Australia’s Cocos Islands promotes itself as the nation’s “last untainted heaven,” however a horrid new examination uncovers the filthy truth about the remote archipelago ― and how the worldwide marine plastic contamination emergency might be far more terrible than feared.
The consider, distributed a week ago in the diary Logical Reports, evaluated 414 million bits of plastic flotsam and jetsam gauging about 524,000 pounds are contaminating the islands, an outside domain of Australia in the Indian Ocean.
Single-utilize plastic things like straws and plastic sacks made up at any rate 25% of the flotsam and jetsam, as indicated by the analysts, who overviewed in excess of two dozen shorelines crosswise over seven of the archipelago’s 27 islands in 2017. A stunning 373,000 toothbrushes and 977,000 shoes like plastic flip-slumps additionally were discovered.
The Cocos Islands are home to around 600 individuals.
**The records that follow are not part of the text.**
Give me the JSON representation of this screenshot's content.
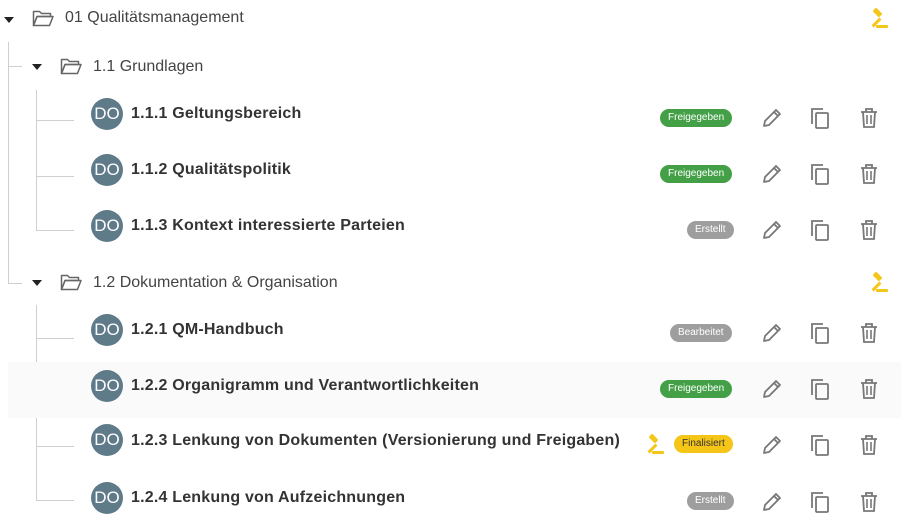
{
  "tree": {
    "root": {
      "label": "01 Qualitätsmanagement"
    },
    "groups": [
      {
        "label": "1.1 Grundlagen"
      },
      {
        "label": "1.2 Dokumentation & Organisation"
      }
    ],
    "documents": [
      {
        "initials": "DO",
        "title": "1.1.1 Geltungsbereich",
        "status": "Freigegeben"
      },
      {
        "initials": "DO",
        "title": "1.1.2 Qualitätspolitik",
        "status": "Freigegeben"
      },
      {
        "initials": "DO",
        "title": "1.1.3 Kontext interessierte Parteien",
        "status": "Erstellt"
      },
      {
        "initials": "DO",
        "title": "1.2.1 QM-Handbuch",
        "status": "Bearbeitet"
      },
      {
        "initials": "DO",
        "title": "1.2.2 Organigramm und Verantwortlichkeiten",
        "status": "Freigegeben"
      },
      {
        "initials": "DO",
        "title": "1.2.3 Lenkung von Dokumenten (Versionierung und Freigaben)",
        "status": "Finalisiert"
      },
      {
        "initials": "DO",
        "title": "1.2.4 Lenkung von Aufzeichnungen",
        "status": "Erstellt"
      }
    ]
  },
  "status_colors": {
    "Freigegeben": "#43a047",
    "Erstellt": "#9e9e9e",
    "Bearbeitet": "#9e9e9e",
    "Finalisiert": "#f5c518"
  },
  "icons": {
    "toggle": "caret-down-icon",
    "folder": "folder-open-icon",
    "approve": "gavel-icon",
    "edit": "pencil-icon",
    "copy": "copy-icon",
    "delete": "trash-icon"
  }
}
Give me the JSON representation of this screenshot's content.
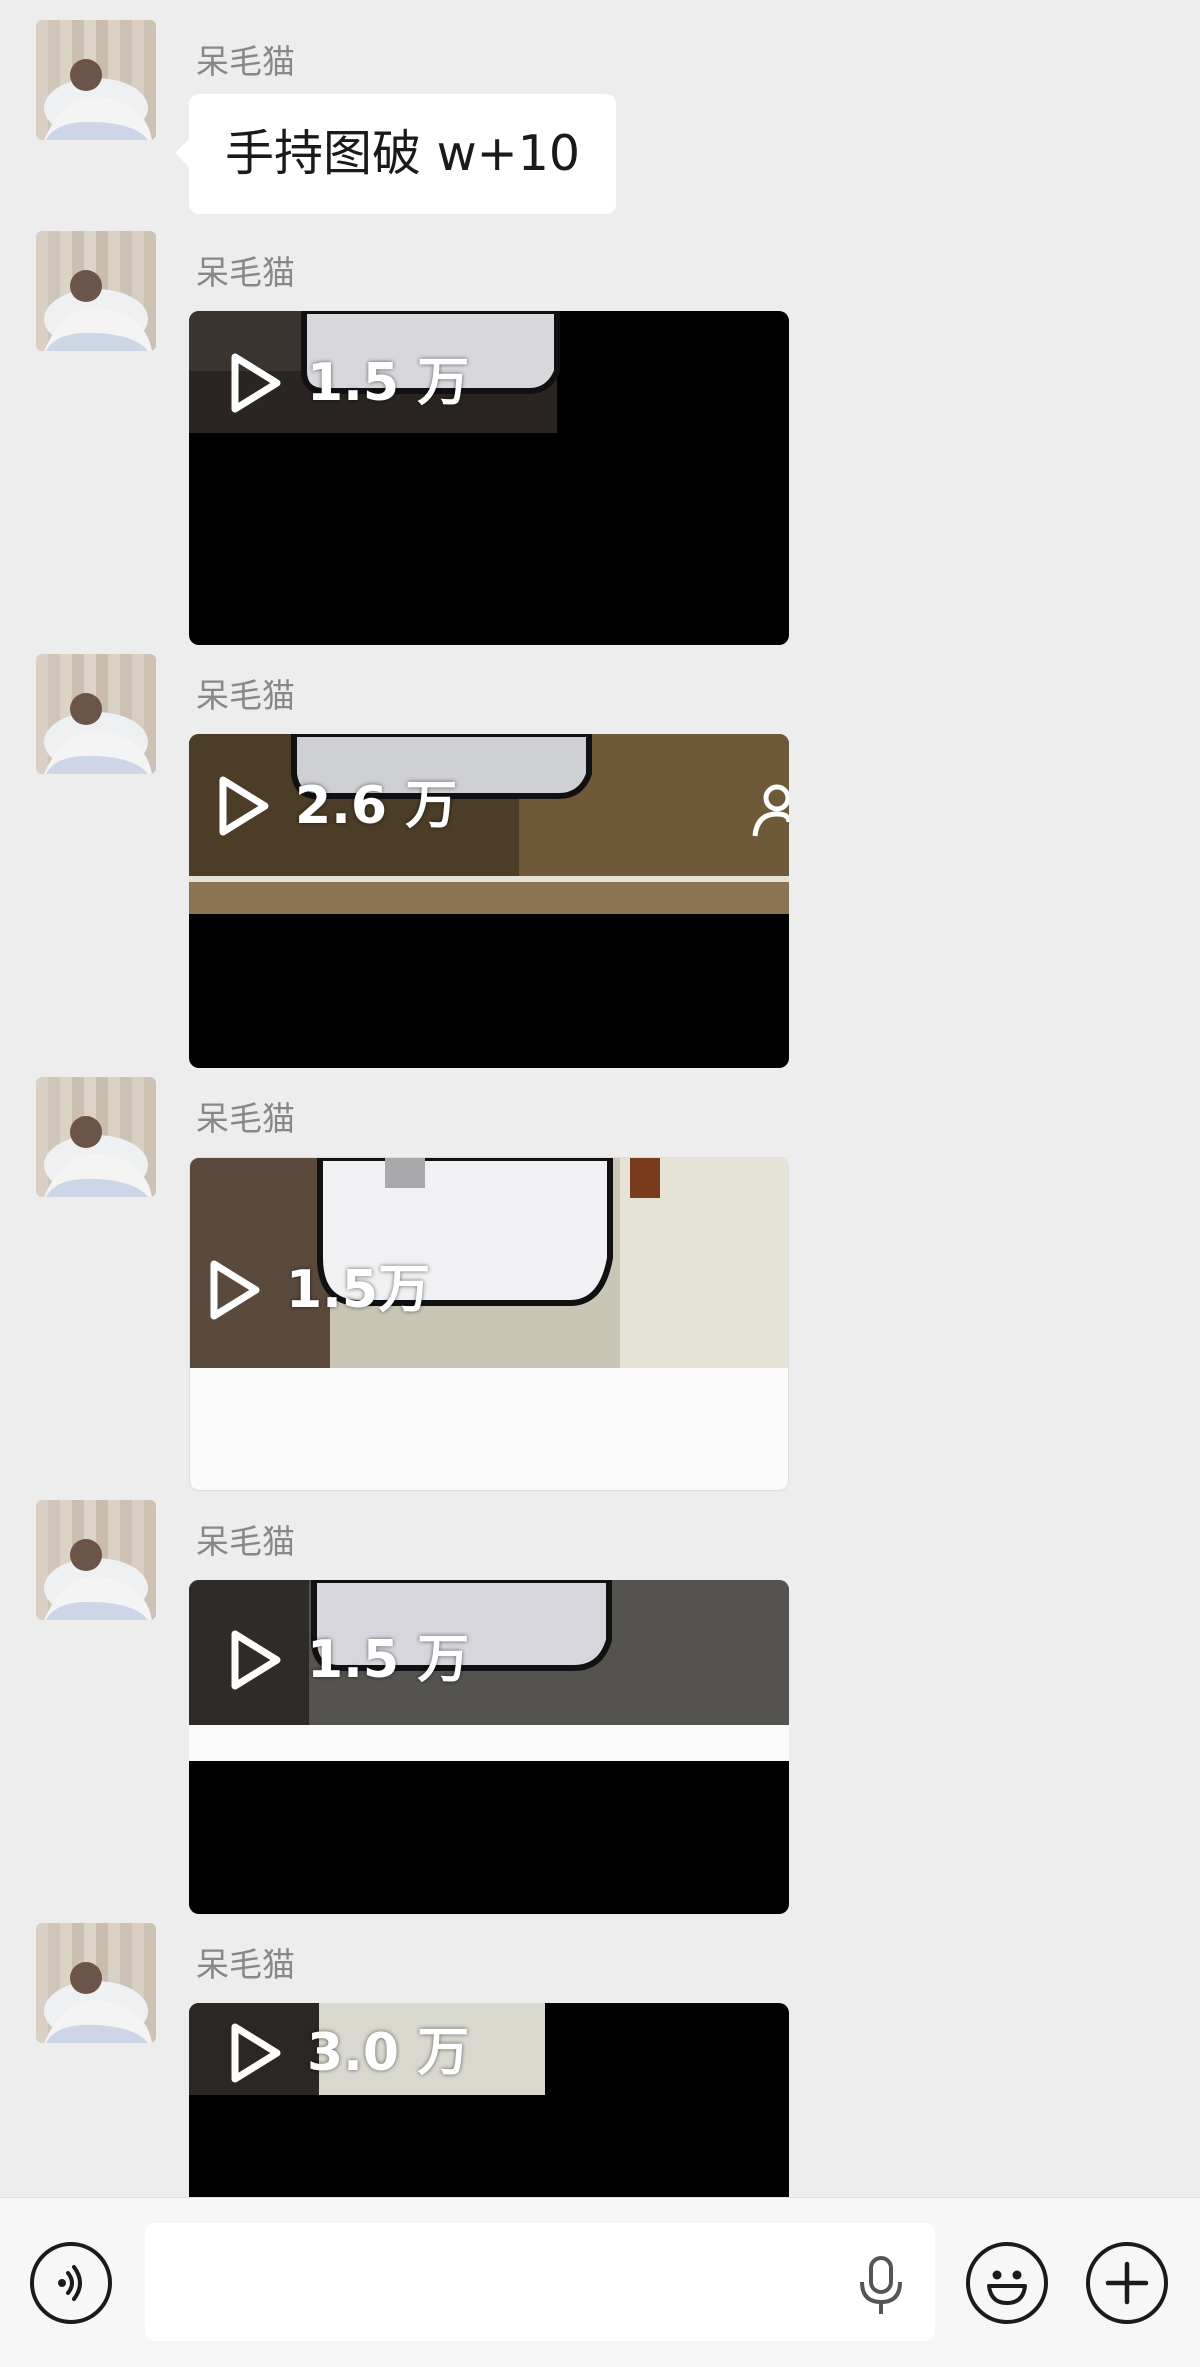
{
  "chat": {
    "messages": [
      {
        "sender": "呆毛猫",
        "type": "text",
        "text": "手持图破 w+10"
      },
      {
        "sender": "呆毛猫",
        "type": "video",
        "views": "1.5 万"
      },
      {
        "sender": "呆毛猫",
        "type": "video",
        "views": "2.6 万"
      },
      {
        "sender": "呆毛猫",
        "type": "video",
        "views": "1.5万"
      },
      {
        "sender": "呆毛猫",
        "type": "video",
        "views": "1.5 万"
      },
      {
        "sender": "呆毛猫",
        "type": "video",
        "views": "3.0 万"
      }
    ]
  },
  "icons": {
    "voice": "voice-mode-icon",
    "mic": "microphone-icon",
    "emoji": "emoji-icon",
    "plus": "more-plus-icon",
    "play": "play-icon",
    "avatar": "avatar-photo"
  },
  "input": {
    "value": ""
  },
  "colors": {
    "background": "#ededed",
    "bubble": "#ffffff",
    "sender_name": "#888888",
    "input_bar": "#f7f7f7"
  }
}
It would have taken occupants an expected 4,000 years to create an equal measure of garbage, the investigation said.
“They did not make this issue, and they can’t fix it all alone,” the examination’s creator Jennifer Lavers disclosed to The Washington Post.
Lavers, whose group recently overviewed the uninhabited and enormously dirtied Pacific island of Henderson, said remote islands with little or no human populaces can give an unmistakable picture of exactly how much plastic garbage is obstructing the world’s seas. Henderson Island, situated around 3,000 miles from any significant populace focus, was found to have the most noteworthy thickness of plastic waste anyplace in the world.
“Islands, for example, these resemble canaries in a coal mineshaft and it’s inexorably earnest that we follow up on the admonitions they are giving us,” Lavers said in a statement last week. “Plastic contamination is presently universal in our seas, and remote islands are a perfect spot to get a target perspective on the volume of plastic flotsam and jetsam currently revolving around the globe.”
Troublingly, Lavers said her exploration on the Cocos Islands proposes this volume might be significantly higher than we think.
A dominant part ― 93% ― of the plastic trash found on the islands was covered in the best four creeps of sand and not on the surface.
“This recommends worldwide flotsam and jetsam reviews, most of which are centered exclusively around surface trash, have radically disparaged the size of garbage aggregation,” the scientists said.
They additionally noticed that microplastics made up about half of the waste gathered from the surface and about 60% of the garbage that was buried.
Researchers evaluated that the measure of flotsam and jetsam noticeable on the shoreline surface on the Cocos Islands was dwarfed 26-1 by the trash covered underneath.
This recommends that the effectively stunning measure of plastic waste discovered amid shoreline cleanups ― like the 1.7 million sustenance wrappers and 750,000 plastic sacks grabbed amid Sea Conservancy’s worldwide beach front cleanup occasion in 2018 ― is “likely simply a hint of something larger,” Lavers told the Post. “None of those cleanups are burrowing underneath the surface.”
Even her group, she stated, likely didn’t reveal the full degree of the plastic contamination on the Cocos Islands amid their survey.
The scientists couldn’t get to two known “garbage problem areas” in the archipelago and they didn’t dive exceptionally profound into the sand, Lavers said.
“The numbers I set forth . . . are without a doubt disparages of the genuine degree of the issue,” she told the Post.